- _Your assignment_
Copies of all lines that contain "quantity" are needed; take them from the data below.

Start of Information shown

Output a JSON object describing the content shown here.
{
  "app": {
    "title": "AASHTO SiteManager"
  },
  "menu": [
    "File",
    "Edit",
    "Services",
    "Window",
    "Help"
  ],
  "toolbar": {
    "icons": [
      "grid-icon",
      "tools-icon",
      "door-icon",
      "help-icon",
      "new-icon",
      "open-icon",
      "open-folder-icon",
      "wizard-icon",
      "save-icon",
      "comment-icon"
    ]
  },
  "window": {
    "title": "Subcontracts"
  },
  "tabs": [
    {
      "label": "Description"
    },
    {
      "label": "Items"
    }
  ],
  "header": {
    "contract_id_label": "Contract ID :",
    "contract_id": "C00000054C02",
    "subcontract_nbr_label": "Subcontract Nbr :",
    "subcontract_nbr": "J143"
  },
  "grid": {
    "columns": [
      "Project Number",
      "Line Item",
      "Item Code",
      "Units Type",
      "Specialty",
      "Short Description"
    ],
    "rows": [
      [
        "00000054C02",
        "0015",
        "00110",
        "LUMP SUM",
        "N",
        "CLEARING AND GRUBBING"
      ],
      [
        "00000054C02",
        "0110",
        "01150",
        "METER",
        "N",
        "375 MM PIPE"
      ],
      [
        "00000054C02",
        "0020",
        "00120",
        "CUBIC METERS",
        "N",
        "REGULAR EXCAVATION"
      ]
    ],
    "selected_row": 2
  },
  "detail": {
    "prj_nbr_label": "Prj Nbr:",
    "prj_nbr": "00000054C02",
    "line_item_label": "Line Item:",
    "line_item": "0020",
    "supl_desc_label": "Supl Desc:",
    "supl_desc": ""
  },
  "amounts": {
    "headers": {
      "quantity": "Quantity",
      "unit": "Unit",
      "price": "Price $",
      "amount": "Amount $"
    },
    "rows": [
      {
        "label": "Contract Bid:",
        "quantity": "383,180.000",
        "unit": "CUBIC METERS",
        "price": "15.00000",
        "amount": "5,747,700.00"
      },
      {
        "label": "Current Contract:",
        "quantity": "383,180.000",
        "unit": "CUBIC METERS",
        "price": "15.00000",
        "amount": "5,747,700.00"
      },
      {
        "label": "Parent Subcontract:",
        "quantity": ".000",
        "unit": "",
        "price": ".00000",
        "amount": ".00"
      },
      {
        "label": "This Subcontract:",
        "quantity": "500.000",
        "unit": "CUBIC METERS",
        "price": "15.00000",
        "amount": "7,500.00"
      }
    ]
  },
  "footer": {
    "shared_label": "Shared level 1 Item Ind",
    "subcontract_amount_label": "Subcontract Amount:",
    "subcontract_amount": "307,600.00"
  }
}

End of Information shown

- _Exercise answer_
      "quantity": "Quantity",
        "quantity": "383,180.000",
        "quantity": "383,180.000",
        "quantity": ".000",
        "quantity": "500.000",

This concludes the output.